Riga-born soprano Marina Rebeka as Mathilde, while gamely tackling the many beauties this part has to offer, did not combine especially well vocally with Hymel, her romantic tenor lead. Nevertheless, she lent needed pathos as well as softness to her singing. Not intimidated in the least by the assignment, Rebeka had some solid recorded competition in Frances Alda, Claudia Muzio, Lina Pagliughi, Renata Tebaldi, Maria Callas, Rosana Carteri, Montserrat Caballé, Mirella Freni, and Cheryl Studer.
The other singers acquitted themselves well, especially the appealing Jemmy of Janai Brugger.
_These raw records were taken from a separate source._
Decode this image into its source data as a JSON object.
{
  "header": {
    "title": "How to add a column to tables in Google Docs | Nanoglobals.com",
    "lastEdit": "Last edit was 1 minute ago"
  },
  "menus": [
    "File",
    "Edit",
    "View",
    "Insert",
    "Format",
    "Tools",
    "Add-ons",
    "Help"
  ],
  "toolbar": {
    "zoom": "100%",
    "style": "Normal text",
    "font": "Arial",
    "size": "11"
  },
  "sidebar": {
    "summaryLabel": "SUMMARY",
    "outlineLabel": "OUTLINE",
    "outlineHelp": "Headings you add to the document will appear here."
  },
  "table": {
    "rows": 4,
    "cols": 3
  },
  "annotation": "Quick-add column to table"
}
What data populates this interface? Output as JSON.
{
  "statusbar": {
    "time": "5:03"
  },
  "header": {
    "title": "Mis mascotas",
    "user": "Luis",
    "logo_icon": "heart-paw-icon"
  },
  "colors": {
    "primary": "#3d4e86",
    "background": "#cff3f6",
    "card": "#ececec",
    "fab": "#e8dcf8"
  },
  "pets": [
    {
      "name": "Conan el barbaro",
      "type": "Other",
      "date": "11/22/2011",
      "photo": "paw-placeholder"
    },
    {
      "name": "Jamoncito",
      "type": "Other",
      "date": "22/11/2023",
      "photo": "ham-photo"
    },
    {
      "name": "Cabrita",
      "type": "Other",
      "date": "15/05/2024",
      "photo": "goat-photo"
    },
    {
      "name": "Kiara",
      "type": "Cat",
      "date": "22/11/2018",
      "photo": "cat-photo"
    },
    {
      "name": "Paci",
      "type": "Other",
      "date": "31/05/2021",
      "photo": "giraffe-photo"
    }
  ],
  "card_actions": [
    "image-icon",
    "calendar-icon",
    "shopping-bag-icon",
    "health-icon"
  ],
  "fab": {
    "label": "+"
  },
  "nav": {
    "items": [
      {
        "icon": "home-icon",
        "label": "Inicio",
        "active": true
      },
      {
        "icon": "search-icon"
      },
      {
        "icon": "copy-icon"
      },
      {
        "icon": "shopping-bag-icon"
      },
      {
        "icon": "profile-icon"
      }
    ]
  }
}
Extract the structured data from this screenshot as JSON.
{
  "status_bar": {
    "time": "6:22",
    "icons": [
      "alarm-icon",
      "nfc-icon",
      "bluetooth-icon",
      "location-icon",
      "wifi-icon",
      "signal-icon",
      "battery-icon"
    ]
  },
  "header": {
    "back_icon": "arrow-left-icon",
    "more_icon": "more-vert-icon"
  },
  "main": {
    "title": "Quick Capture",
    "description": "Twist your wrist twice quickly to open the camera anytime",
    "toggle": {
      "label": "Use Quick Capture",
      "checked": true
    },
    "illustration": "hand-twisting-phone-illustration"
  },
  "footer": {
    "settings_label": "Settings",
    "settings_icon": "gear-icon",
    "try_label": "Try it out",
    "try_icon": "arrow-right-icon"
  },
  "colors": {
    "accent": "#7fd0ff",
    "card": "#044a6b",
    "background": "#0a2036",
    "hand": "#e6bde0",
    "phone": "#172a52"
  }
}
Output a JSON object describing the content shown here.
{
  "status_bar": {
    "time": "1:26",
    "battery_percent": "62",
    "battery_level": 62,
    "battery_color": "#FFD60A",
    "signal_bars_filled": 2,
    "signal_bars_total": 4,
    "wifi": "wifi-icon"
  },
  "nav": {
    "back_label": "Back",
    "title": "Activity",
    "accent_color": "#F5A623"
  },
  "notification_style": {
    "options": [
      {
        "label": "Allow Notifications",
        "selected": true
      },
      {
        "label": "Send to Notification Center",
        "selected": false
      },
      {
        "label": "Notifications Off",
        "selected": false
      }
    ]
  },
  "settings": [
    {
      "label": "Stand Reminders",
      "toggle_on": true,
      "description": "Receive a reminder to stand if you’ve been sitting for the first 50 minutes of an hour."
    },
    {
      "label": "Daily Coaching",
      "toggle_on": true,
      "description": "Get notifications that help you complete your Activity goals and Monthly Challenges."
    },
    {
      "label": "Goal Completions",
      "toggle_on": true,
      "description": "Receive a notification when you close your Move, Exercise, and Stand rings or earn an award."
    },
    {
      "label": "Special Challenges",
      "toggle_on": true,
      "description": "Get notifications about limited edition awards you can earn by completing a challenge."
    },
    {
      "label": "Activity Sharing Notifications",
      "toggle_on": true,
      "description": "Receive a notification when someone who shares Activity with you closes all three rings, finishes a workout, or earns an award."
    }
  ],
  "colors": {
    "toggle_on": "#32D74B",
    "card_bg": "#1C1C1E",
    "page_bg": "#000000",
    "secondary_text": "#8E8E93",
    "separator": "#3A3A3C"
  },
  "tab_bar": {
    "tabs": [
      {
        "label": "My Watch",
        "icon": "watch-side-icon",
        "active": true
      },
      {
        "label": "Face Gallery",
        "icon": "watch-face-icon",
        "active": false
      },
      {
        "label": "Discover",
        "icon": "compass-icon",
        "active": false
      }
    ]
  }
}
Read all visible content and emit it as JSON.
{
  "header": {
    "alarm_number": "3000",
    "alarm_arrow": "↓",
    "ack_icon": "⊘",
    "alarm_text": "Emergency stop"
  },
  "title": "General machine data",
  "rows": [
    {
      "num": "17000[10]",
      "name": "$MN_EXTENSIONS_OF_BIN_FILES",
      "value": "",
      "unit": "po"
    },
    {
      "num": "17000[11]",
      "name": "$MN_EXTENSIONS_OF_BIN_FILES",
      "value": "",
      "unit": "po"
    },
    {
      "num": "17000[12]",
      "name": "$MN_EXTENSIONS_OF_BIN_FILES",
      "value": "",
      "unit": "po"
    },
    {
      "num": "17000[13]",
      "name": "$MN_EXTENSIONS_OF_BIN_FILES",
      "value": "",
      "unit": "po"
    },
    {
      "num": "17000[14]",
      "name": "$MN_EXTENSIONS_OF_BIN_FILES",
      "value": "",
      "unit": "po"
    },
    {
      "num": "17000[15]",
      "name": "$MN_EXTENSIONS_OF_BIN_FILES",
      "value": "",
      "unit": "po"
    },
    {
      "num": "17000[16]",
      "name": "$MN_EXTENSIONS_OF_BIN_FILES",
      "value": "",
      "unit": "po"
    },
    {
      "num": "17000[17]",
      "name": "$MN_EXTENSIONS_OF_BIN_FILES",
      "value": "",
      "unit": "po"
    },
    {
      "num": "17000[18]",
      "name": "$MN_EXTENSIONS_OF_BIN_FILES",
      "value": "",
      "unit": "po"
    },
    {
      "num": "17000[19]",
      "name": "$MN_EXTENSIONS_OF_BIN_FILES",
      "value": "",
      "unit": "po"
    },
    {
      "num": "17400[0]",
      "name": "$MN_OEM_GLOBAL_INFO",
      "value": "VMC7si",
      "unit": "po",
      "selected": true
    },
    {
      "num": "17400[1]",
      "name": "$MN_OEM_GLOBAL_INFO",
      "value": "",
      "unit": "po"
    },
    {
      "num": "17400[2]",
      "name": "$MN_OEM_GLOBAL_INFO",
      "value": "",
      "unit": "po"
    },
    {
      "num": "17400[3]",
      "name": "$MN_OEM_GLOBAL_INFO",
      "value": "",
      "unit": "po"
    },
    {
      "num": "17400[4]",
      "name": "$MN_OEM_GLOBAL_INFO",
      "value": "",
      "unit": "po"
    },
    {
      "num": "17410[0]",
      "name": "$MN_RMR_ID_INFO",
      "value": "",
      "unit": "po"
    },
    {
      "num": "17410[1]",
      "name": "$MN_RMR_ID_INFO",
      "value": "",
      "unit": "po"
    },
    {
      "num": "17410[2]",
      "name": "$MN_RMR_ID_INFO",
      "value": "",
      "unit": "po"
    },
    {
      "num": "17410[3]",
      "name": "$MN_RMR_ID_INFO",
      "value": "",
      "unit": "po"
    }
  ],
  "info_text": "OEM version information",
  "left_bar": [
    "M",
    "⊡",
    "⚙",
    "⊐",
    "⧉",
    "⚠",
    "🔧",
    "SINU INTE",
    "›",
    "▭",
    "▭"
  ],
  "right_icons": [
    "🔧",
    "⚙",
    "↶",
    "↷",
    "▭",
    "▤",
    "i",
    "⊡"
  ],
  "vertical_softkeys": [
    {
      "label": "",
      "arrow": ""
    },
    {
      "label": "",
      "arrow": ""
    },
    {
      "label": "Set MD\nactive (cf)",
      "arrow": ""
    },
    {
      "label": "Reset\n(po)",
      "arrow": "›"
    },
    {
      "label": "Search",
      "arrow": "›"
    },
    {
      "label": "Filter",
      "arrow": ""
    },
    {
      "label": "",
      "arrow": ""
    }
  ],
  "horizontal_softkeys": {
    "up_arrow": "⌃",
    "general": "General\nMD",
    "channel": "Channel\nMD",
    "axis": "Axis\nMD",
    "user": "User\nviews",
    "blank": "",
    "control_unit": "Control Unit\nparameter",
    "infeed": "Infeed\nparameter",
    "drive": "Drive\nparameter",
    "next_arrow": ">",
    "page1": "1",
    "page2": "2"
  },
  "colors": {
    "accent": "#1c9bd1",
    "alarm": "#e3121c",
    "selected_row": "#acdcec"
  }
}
However, a special shout-out is called for to Toronto-born artist John Relyea as the villainous Governor Gessler, a stupendously realized conception. His snarling, sturdy bass-baritone and malevolent characterization of this evil antagonist were convincingly conveyed over the air with firmness and relish. Relyea came off as a real scoundrel, your proverbial baddie.
Back in the late-1980s, I remember seeing the young Relyea as Méphistophélès in the Frank Corsaro production of Gounod’s Faust at New York City Opera. The Faust on that occasion was the equally talented Richard Leech, another rising star on the operatic firmament. Much later, I bought a Telarc digital LP of the Prologue to Boito’s Mefistofele, with Relyea singing the “Ave Signor!” in that wonderfully potent voice of his. He also made a magnificently commanding devil in Berlioz’s fantastical The Damnation of Faust in Robert Lepage’s stylized high-tech production at the Met from 2008.
It was great to have Relyea back in such superbly diabolical form. The next time they present Offenbach’s The Tales of Hoffmann can the Met Opera management please engage him as the Four Villains? PRETTY PLEASE? It was an even more satisfying experience to have finally heard Guillaume Tell at the Met, and in the expert conducting arms of Maestro Luisi, his last assignment at the house. May they all return with renewed vigor.
(End of Part One… To be continued)
Copyright © 2017 by Josmar F. Lopes